x Abu Dhabi, UAEWednesday 24 January 2018

A wonder of a watch

How Stepan Sarpaneva looks to the moon for inspiration for his collaboration with industry yogi Max Busser.

Moonmachine designed by Stepan Sarpaneva. Courtesy MB&F
Moonmachine designed by Stepan Sarpaneva. Courtesy MB&F

"The Moon bothers me," says Stepan Sarpaneva, gnomically. "Even if I cannot see it, I can feel it, and during the Full Moon and New Moon I'm especially sensitive… I sleep badly. Perhaps I'm cursed?"

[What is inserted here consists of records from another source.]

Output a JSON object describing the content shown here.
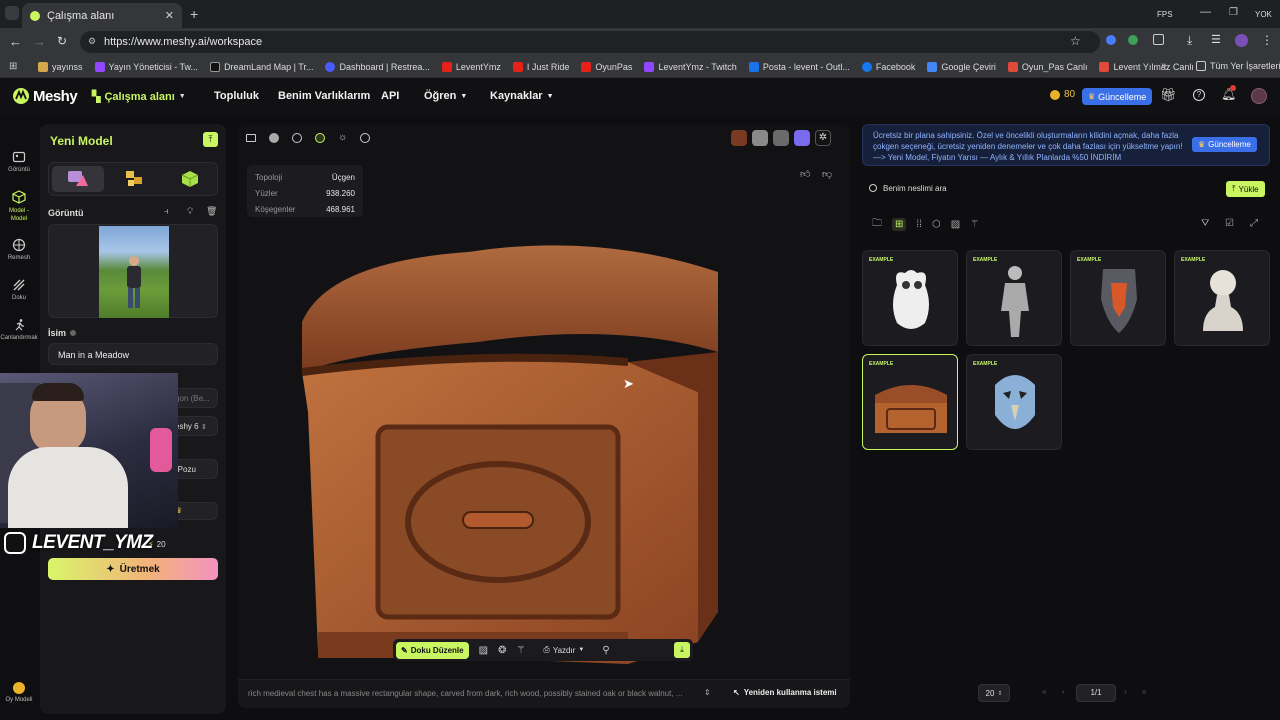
{
  "browser": {
    "tab_title": "Çalışma alanı",
    "url": "https://www.meshy.ai/workspace",
    "right_labels": [
      "FPS",
      "YOK"
    ],
    "bookmarks": [
      "yayınss",
      "Yayın Yöneticisi - Tw...",
      "DreamLand Map | Tr...",
      "Dashboard | Restrea...",
      "LeventYmz",
      "I Just Ride",
      "OyunPas",
      "LeventYmz - Twitch",
      "Posta - levent - Outl...",
      "Facebook",
      "Google Çeviri",
      "Oyun_Pas Canlı",
      "Levent Yılmaz Canlı"
    ],
    "all_bookmarks": "Tüm Yer İşaretleri"
  },
  "header": {
    "brand": "Meshy",
    "nav": [
      "Çalışma alanı",
      "Topluluk",
      "Benim Varlıklarım",
      "API",
      "Öğren",
      "Kaynaklar"
    ],
    "credits": "80",
    "upgrade": "Güncelleme"
  },
  "rail": {
    "items": [
      "Görüntü",
      "Model - Model",
      "Remesh",
      "Doku",
      "Canlandırmak"
    ],
    "bottom": "Oy Modeli"
  },
  "left_panel": {
    "title": "Yeni Model",
    "section_image": "Görüntü",
    "name_label": "İsim",
    "name_value": "Man in a Meadow",
    "partial_1": "gon (Be...",
    "partial_2": "eshy 6",
    "partial_3": "-Pozu",
    "credit_cost": "20",
    "generate": "Üretmek"
  },
  "webcam": {
    "handle": "LEVENT_YMZ"
  },
  "viewport": {
    "stats": [
      {
        "label": "Topoloji",
        "value": "Üçgen"
      },
      {
        "label": "Yüzler",
        "value": "938.260"
      },
      {
        "label": "Köşegenler",
        "value": "468.961"
      }
    ],
    "bottom_tools": {
      "texture_edit": "Doku Düzenle",
      "print": "Yazdır"
    },
    "prompt": "rich medieval chest has a massive rectangular shape, carved from dark, rich wood, possibly stained oak or black walnut, ...",
    "reuse": "Yeniden kullanma istemi"
  },
  "right": {
    "banner_line1": "Ücretsiz bir plana sahipsiniz. Özel ve öncelikli oluşturmaların kilidini açmak, daha fazla",
    "banner_line2": "çokgen seçeneği, ücretsiz yeniden denemeler ve çok daha fazlası için yükseltme yapın!",
    "banner_line3": "—> Yeni Model, Fiyatın Yarısı — Aylık & Yıllık Planlarda %50 İNDİRİM",
    "banner_button": "Güncelleme",
    "search_placeholder": "Benim neslimi ara",
    "upload": "Yükle",
    "cards": [
      "EXAMPLE",
      "EXAMPLE",
      "EXAMPLE",
      "EXAMPLE",
      "EXAMPLE",
      "EXAMPLE"
    ],
    "page_size": "20",
    "page": "1/1"
  }
}
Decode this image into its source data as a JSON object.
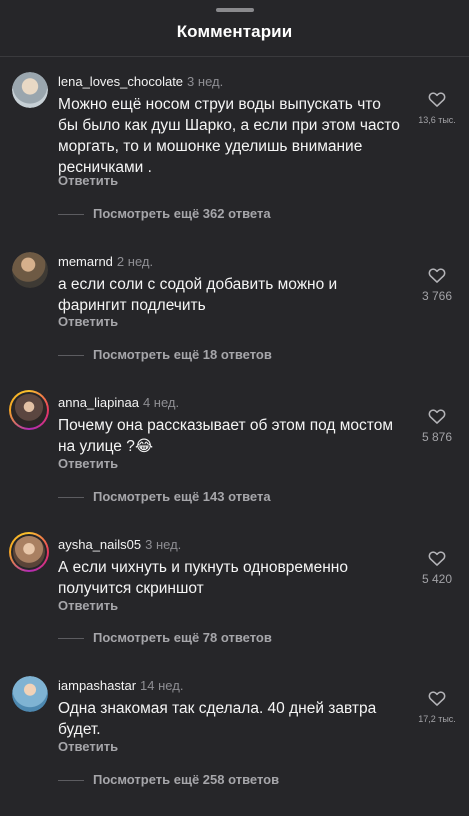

Whether he is or he isn't, it's certainly not unusual for a watchmaker to suffer from mild lunacy. For centuries, a phase-of-the-moon indicator has featured on some of the finest pieces from grande maisons such as Patek Philippe, Vacheron Constantin and Audemars Piguet. Since time as we know is defined by the Earth's movement through space, it makes perfect sense; the moon is the most dynamic, romantic representation of the heavens' steady progress.

Sarpaneva, however, is Finnish, which means his mindset is rather out of step with your typical Swiss. Working alone on the outskirts of Helsinki, in a corner of Nokia's old cable factory, the fact it's freezing-cold and gloomy to pitch-black for six months of every year is bound to affect anyone. Which explains how he was the first in the world to make a moonphase that showed the dark new moon rather than the bright full moon. As he is from a family of designers and artists, it wasn't to be a plain disc either.

"Everyone in Finland floats around with an aura of slight melancholy," he says. "So a smiling moon was out of the question. Instead, I gave it an aura of aristocratic melancholy, with a bit of indecision as to whether he is happy or sad. His expression just 'is' - the same as the people here."

This year, Sarpaneva's enigmatic moonphase has now worked its way into a version of MB&F's bug-eyed HM3 'Frog' - the latest and arguably most charismatic collaboration from industry yogi Max Busser and his 'friends'. Not only does 'Moonmachine' have Stepan's moon, but the winding rotor has been placed between the movement below and moons above, stencilled with the seven brightest stars in Ursa Major - the Big Dipper - plus the seven brightest stars of Ursa Minor (the Little Bear). It's a celestial wonder to behold.

"Collaborating on a performance-art piece is rarely a straightforward task," says Büsser. "But when you meet a creator like Stepan, who not only has great ideas but enormous talent and human values, making the decision to work together is easy. The result is a piece that neither Stepan nor MB&F would have created alone."

Stepan agrees: "It's been a really interesting project for me technically, because the rotor of the HM3 is on top. By covering the movement with the moonphase and sky, you make the timepiece more poetic. Moonmachine transforms HM3 into a fairy tale."